After events began unfolding in quick succession, the interior minister of Pakistan barred Hindus from crossing the border, which resulted in a further public outcry from civil society. The president of Pakistan, Asif Ali Zardari, then constituted a two-member committee, comprised of Sen. Mola Bux Chandio and Sen. Hari Ram, to look into the matter and submit an initial report to him.

“We have put some demands in front of them,” says Lal, “including our one-on-one meeting with the president.
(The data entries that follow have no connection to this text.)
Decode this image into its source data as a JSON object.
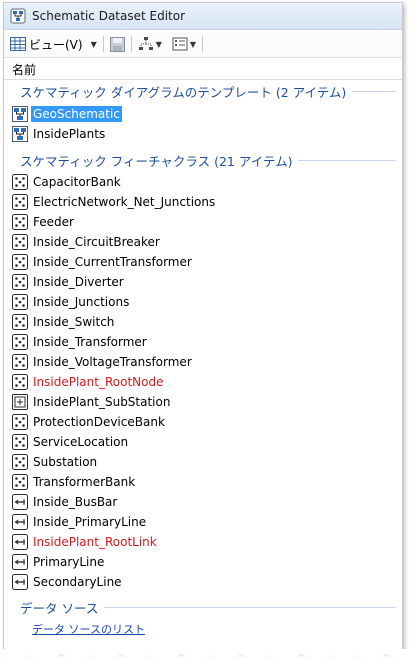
{
  "window": {
    "title": "Schematic Dataset Editor"
  },
  "toolbar": {
    "view_label": "ビュー(V)"
  },
  "column_header": {
    "name": "名前"
  },
  "groups": {
    "templates": {
      "label": "スケマティック ダイアグラムのテンプレート (2 アイテム)"
    },
    "feature_classes": {
      "label": "スケマティック フィーチャクラス (21 アイテム)"
    },
    "data_sources": {
      "label": "データ ソース",
      "link": "データ ソースのリスト"
    }
  },
  "templates": [
    {
      "label": "GeoSchematic",
      "icon": "diagram-template-icon",
      "selected": true
    },
    {
      "label": "InsidePlants",
      "icon": "diagram-template-icon"
    }
  ],
  "feature_classes": [
    {
      "label": "CapacitorBank",
      "icon": "node-icon"
    },
    {
      "label": "ElectricNetwork_Net_Junctions",
      "icon": "node-icon"
    },
    {
      "label": "Feeder",
      "icon": "node-icon"
    },
    {
      "label": "Inside_CircuitBreaker",
      "icon": "node-icon"
    },
    {
      "label": "Inside_CurrentTransformer",
      "icon": "node-icon"
    },
    {
      "label": "Inside_Diverter",
      "icon": "node-icon"
    },
    {
      "label": "Inside_Junctions",
      "icon": "node-icon"
    },
    {
      "label": "Inside_Switch",
      "icon": "node-icon"
    },
    {
      "label": "Inside_Transformer",
      "icon": "node-icon"
    },
    {
      "label": "Inside_VoltageTransformer",
      "icon": "node-icon"
    },
    {
      "label": "InsidePlant_RootNode",
      "icon": "node-icon",
      "red": true
    },
    {
      "label": "InsidePlant_SubStation",
      "icon": "node-on-link-icon"
    },
    {
      "label": "ProtectionDeviceBank",
      "icon": "node-icon"
    },
    {
      "label": "ServiceLocation",
      "icon": "node-icon"
    },
    {
      "label": "Substation",
      "icon": "node-icon"
    },
    {
      "label": "TransformerBank",
      "icon": "node-icon"
    },
    {
      "label": "Inside_BusBar",
      "icon": "link-icon"
    },
    {
      "label": "Inside_PrimaryLine",
      "icon": "link-icon"
    },
    {
      "label": "InsidePlant_RootLink",
      "icon": "link-icon",
      "red": true
    },
    {
      "label": "PrimaryLine",
      "icon": "link-icon"
    },
    {
      "label": "SecondaryLine",
      "icon": "link-icon"
    }
  ],
  "colors": {
    "group_header": "#1f4e9a",
    "red_item": "#d21a1a",
    "selection": "#3399ff"
  }
}
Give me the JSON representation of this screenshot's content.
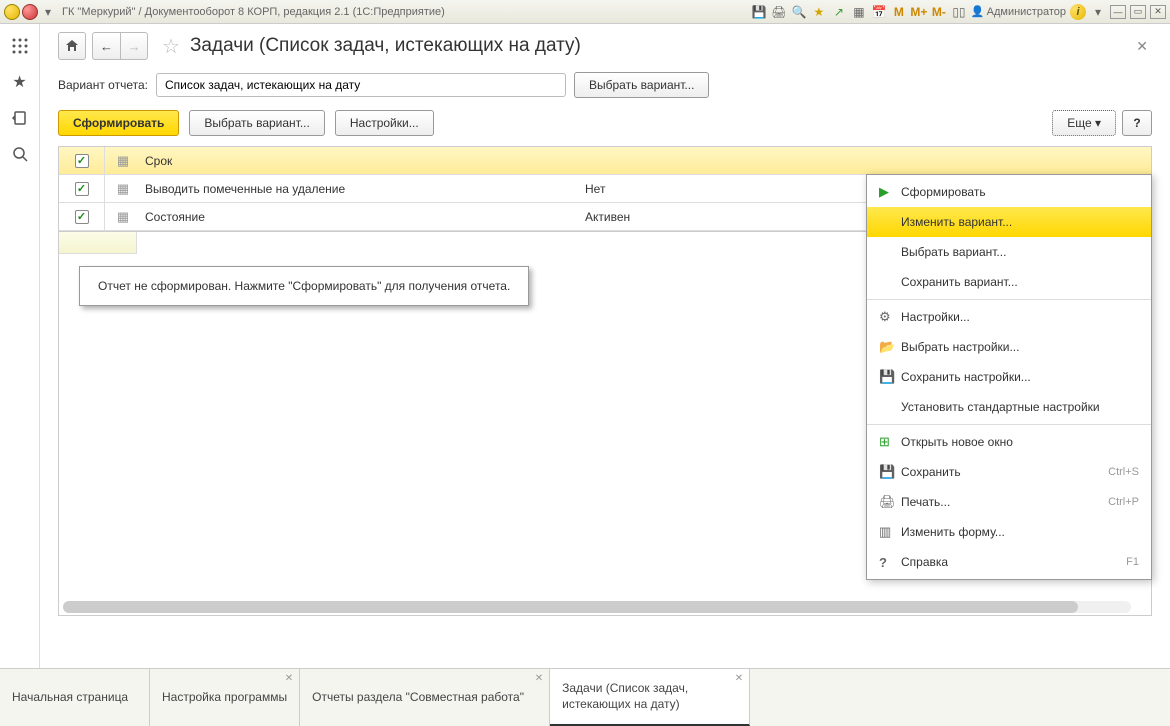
{
  "titlebar": {
    "text": "ГК \"Меркурий\" / Документооборот 8 КОРП, редакция 2.1  (1С:Предприятие)",
    "user": "Администратор"
  },
  "page": {
    "title": "Задачи (Список задач, истекающих на дату)"
  },
  "variant": {
    "label": "Вариант отчета:",
    "value": "Список задач, истекающих на дату",
    "choose_btn": "Выбрать вариант..."
  },
  "toolbar": {
    "generate": "Сформировать",
    "choose_variant": "Выбрать вариант...",
    "settings": "Настройки...",
    "more": "Еще",
    "help": "?"
  },
  "params": [
    {
      "name": "Срок",
      "value": "",
      "active": true
    },
    {
      "name": "Выводить помеченные на удаление",
      "value": "Нет",
      "active": false
    },
    {
      "name": "Состояние",
      "value": "Активен",
      "active": false
    }
  ],
  "report": {
    "message": "Отчет не сформирован. Нажмите \"Сформировать\" для получения отчета."
  },
  "menu": {
    "items": [
      {
        "icon": "play",
        "label": "Сформировать",
        "highlighted": false
      },
      {
        "icon": "",
        "label": "Изменить вариант...",
        "highlighted": true
      },
      {
        "icon": "",
        "label": "Выбрать вариант...",
        "highlighted": false
      },
      {
        "icon": "",
        "label": "Сохранить вариант...",
        "highlighted": false
      },
      {
        "sep": true
      },
      {
        "icon": "gear",
        "label": "Настройки...",
        "highlighted": false
      },
      {
        "icon": "folder",
        "label": "Выбрать настройки...",
        "highlighted": false
      },
      {
        "icon": "save-settings",
        "label": "Сохранить настройки...",
        "highlighted": false
      },
      {
        "icon": "",
        "label": "Установить стандартные настройки",
        "highlighted": false
      },
      {
        "sep": true
      },
      {
        "icon": "new-window",
        "label": "Открыть новое окно",
        "highlighted": false
      },
      {
        "icon": "save",
        "label": "Сохранить",
        "shortcut": "Ctrl+S",
        "highlighted": false
      },
      {
        "icon": "print",
        "label": "Печать...",
        "shortcut": "Ctrl+P",
        "highlighted": false
      },
      {
        "icon": "form",
        "label": "Изменить форму...",
        "highlighted": false
      },
      {
        "icon": "help",
        "label": "Справка",
        "shortcut": "F1",
        "highlighted": false
      }
    ]
  },
  "tabs": [
    {
      "label": "Начальная страница",
      "closable": false,
      "active": false
    },
    {
      "label": "Настройка программы",
      "closable": true,
      "active": false
    },
    {
      "label": "Отчеты раздела \"Совместная работа\"",
      "closable": true,
      "active": false,
      "wide": true
    },
    {
      "label": "Задачи (Список задач, истекающих на дату)",
      "closable": true,
      "active": true
    }
  ]
}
Our major demand is security and the safety of our girls and women.”

Pakistan Young Hindu Panchayat convener, Dr. Dileep Daultani, notes that Sukker and Larkana Divisions in Sindh are increasingly becoming religiously intolerant for people in the minority communities, especially for Hindus.

“Hindus are quitting their motherland because their families, businesses and lands are no longer secure here,” he says. “Seventy percent of the Hindus going to India are going to settle there; others who have other options are also thinking to settle in Europe and America.”

He suspects that the conspiracy has been hatched by expelling Hindus from Sindh and turning the local people into a minority in the face of the changing demographic paradigms of Sindh in particular.

“Committees are no solution to the problems of the Hindu community,” he says. “Nevertheless, we have presented them with our demands, including setting up a minority desk at the district level in the police and district administration for the redressal of the complaints of minorities, particularly from the Hindu community.”

Some people claim that the migration of the Hindu community to India and other cities of Sindh, like Karachi, started in the wake of the abduction of the Hindu girl Rinkle Kumari on Feb. 24, 2012, from Ghotki District in Sind. She then converted to Islam at the behest of the local member of the National Assembly (MNA) from the Pakistan People’s Party (PPP) and his cronies. The case was addressed at the highest level by the Supreme Court of Pakistan through a suo moto [meaning on “its own motion”]. Kumari in the end decided in favor of her Muslim husband. Kumari’s relatives, however, alleged that she was forced to decide in favor of her husband. The Supreme Court’s suo moto thus did not yield any dividends for the Hindu community.

Raj Kumar, uncle of Kumari, says that the Hindu community had previously submitted to the kidnapping for ransom practices against them. However, the kidnappings of girls, followed by forced conversions, alarmed his community whose fear started increasing with every passing day.

“Our people have started shifting to India and elsewhere after Rinkle’s incident,” says Kumar.

Kumar’s contention is also substantiated by other activists too. The migration of the Hindu community to India and other cities of Sindh is a direct offshoot of the neglect this community has been experiencing for many years, notes M. Parkash, chairman of the Pakistan Minority Commission. “The impetus to this trend was provided by Rinkle’s case,” he says.

Civil society activists believe the government and its institutions have allowed the current situation to worsen because of its willful neglect. Muhammad Parial Maree, a human rights activist from Shikarpur in Sindh, says that the government has failed in ensuring good governance in the province.

“Honest and neutral police officers and district administration is extremely necessary for the protection of the rights of citizens, including minorities,” he observes.

Committees and meetings have never resulted in producing tangible results in Pakistan. It is important that both the Sindh government, as well as the federal government, take steps to ensure protection of the life, religion, dignity and property of minorities in general, and Hindus in particular. The introduction of a minority desk at the district level with close liaison with the police and district administration may help in taking timely and appropriate measures to stop kidnappings, conversions and extortion. The government must also ensure that Article 25 of Pakistan’s Constitution is implemented in its spirit, which mandates the State to treat all citizens equally without any difference based on religion, caste or creed.


* Altaf Hussain is a researcher at the Pakistan Institute of Labor Education and Research (PILER) and can be reached by e-mail at <pinjaro1@gmail.com>.